when the act for the registration of births, figure, applied to the papers themselves. marriages, and deaths came into opera..
The word archive is ultimately derived tion. By $ 8 of this statute a registerfrom the Greek 'Apxelov (Archeion). The office is required to be provided and upGreek word archeion seems, in its primary held in each poor-law union in England signification, to mean “a council-house, and Wales, for the custody of the registers; or state-house,” or “a body of public and SS 2 and 5 establish a central office functionaries,” as the Ephori at Sparta. in London. [REGISTRATION OF BIRTHS, (Aristotle, Politic. ii. 9; and Pausanias, &c.] iii. 11.) Others derive the word Archive By $ 65 of the Municipal Corporations from arca," a chest,” such being in early Act (5 Wm. IV. c. 76) the custody of times a usual depository for records. So charters, deeds, muniments, and records Isidorus, Orig. lib. xx. c. 9—“ Archa of every borough shall be kept in such dicta, quod arceat visum atque prohibeat. place as the council shall direct; and the Hinc et archivun, hinc et arcanum, id town-clerk shall have the charge and cusest secretum, unde cæteri arcentur.” “ It tody of and be responsible for them. is called Archa, because it does not allow Justinian's legislation made public do(arc-eat) us to see what is in it. Hence cuments judicial evidence. It is said that also Archivum and Arcanum, that is, a Charlemagne ordered the establishment thing kept secret, from which people are of places for the custody of public docuexcluded (arc-entur).”. This explanation ments. The church has usually been is manifestly false and absurd.
most careful in the preservation of all its The Greek word Archeion was intro- papers, and accordingly such papers are duced into the Latin language, to signify the oldest that have been preserved in a place in which public instruments were modern times. The importance of caredeposited (Dig. 48, tit. 19, s. 9). The fully preserving all documents that relate word Archiva, from which the French to transactions which affect the interests and English Archives is derived, is used of the state and its component members by Tertullian (Facciol. Leric. ‘Archium is obvious ; and next to the preservation et Archivum'); thus he speaks of the of such documents, the most important “ Romana Archiva.” The Latin word thing is to arrange them well, and render for Archeium is Tabularium.
them accessible, under proper regulations, Among the Romans, archives, in the to all persons who have occasion to use sense of public documents (tabulæ pub- them. What has been done in this way licæ), were deposited in temples. These in Germany is stated in the article Ardocuments were-leges, senatusconsulta, chive,' in the Staats-Lexicon of Rotteck tabulæ censoriæ, registers of births and and Welcker. deaths, and other like matters. Registers In England the word Archives is not used of this kind were kept in the temples of to indicate public documents.

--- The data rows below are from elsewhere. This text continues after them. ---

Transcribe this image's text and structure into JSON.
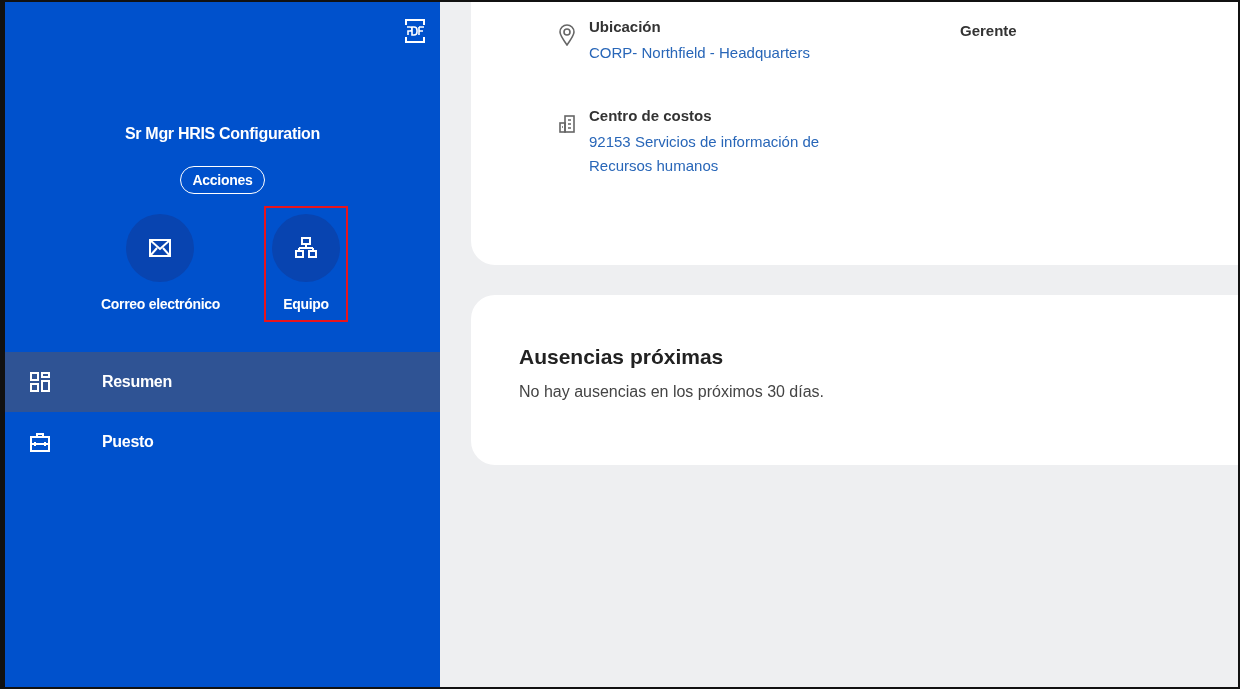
{
  "sidebar": {
    "job_title": "Sr Mgr HRIS Configuration",
    "actions_button": "Acciones",
    "quick_actions": [
      {
        "kind": "email",
        "label": "Correo electrónico",
        "highlighted": false
      },
      {
        "kind": "team",
        "label": "Equipo",
        "highlighted": true
      }
    ],
    "nav_items": [
      {
        "kind": "summary",
        "label": "Resumen",
        "selected": true
      },
      {
        "kind": "job",
        "label": "Puesto",
        "selected": false
      }
    ]
  },
  "details_card": {
    "fields": [
      {
        "kind": "location",
        "label": "Ubicación",
        "value": "CORP- Northfield - Headquarters"
      },
      {
        "kind": "cost_center",
        "label": "Centro de costos",
        "value": "92153 Servicios de información de Recursos humanos"
      }
    ],
    "side_label": "Gerente"
  },
  "absences_card": {
    "title": "Ausencias próximas",
    "message": "No hay ausencias en los próximos 30 días."
  }
}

Such docuthe Nymphs, of Lucina, and others; but ments are called Charters, Muniments, more particularly that of Saturn, in which Records, and State-papers. [RECORDS.) also the public treasury was kept.
AREOʻPAGUS, COUNCIL OF, a Among the early Christians churches council so called from the hill of that were used for the same purposes. In name, on which its sessions were held; it England registers of births, deaths, and was also called the council above (návw marriages were till recently (1837) kept | Bouan), to distinguish it from the Council